■ EXERCISE INSTRUCTIONS: Work out how many lines of the listing below include the string "Newcastle", and give that number alone.
Top of PROVIDED DATA
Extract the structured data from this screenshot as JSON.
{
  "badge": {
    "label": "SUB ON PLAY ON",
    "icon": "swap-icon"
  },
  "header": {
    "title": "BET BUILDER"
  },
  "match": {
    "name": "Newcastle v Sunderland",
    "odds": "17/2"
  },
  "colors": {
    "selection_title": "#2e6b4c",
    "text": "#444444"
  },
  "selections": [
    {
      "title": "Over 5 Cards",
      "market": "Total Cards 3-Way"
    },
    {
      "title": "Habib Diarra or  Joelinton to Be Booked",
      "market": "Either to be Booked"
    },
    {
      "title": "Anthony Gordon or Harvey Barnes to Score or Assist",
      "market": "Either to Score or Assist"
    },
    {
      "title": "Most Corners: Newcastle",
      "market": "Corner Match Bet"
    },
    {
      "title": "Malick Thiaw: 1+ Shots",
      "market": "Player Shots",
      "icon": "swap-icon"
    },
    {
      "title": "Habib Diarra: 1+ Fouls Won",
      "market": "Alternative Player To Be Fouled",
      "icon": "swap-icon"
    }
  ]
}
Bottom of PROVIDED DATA
■ WRITTEN RESPONSE: 2